- Supplied material:
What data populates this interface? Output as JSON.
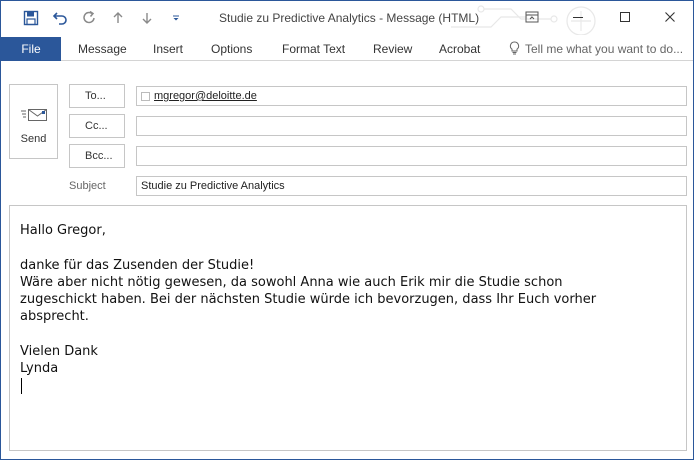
{
  "window": {
    "title": "Studie zu Predictive Analytics - Message (HTML)"
  },
  "ribbon": {
    "file": "File",
    "tabs": [
      "Message",
      "Insert",
      "Options",
      "Format Text",
      "Review",
      "Acrobat"
    ],
    "tell_me_placeholder": "Tell me what you want to do..."
  },
  "compose": {
    "send_label": "Send",
    "to_label": "To...",
    "cc_label": "Cc...",
    "bcc_label": "Bcc...",
    "to_recipient": "mgregor@deloitte.de",
    "cc_value": "",
    "bcc_value": "",
    "subject_label": "Subject",
    "subject_value": "Studie zu Predictive Analytics"
  },
  "body": {
    "lines": [
      "Hallo Gregor,",
      "",
      "danke für das Zusenden der Studie!",
      "Wäre aber nicht nötig gewesen, da sowohl Anna wie auch Erik mir die Studie schon",
      "zugeschickt haben. Bei der nächsten Studie würde ich bevorzugen, dass Ihr Euch vorher",
      "absprecht.",
      "",
      "Vielen Dank",
      "Lynda"
    ]
  },
  "colors": {
    "accent": "#2b579a"
  },
  "icons": {
    "save": "save-icon",
    "undo": "undo-icon",
    "redo": "redo-icon",
    "up": "arrow-up-icon",
    "down": "arrow-down-icon",
    "customize": "customize-qat-icon",
    "ribbon_display": "ribbon-display-icon",
    "minimize": "minimize-icon",
    "maximize": "maximize-icon",
    "close": "close-icon",
    "lightbulb": "lightbulb-icon",
    "send": "send-envelope-icon"
  }
}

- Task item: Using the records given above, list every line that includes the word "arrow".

- Result for this task:
    "up": "arrow-up-icon",
    "down": "arrow-down-icon",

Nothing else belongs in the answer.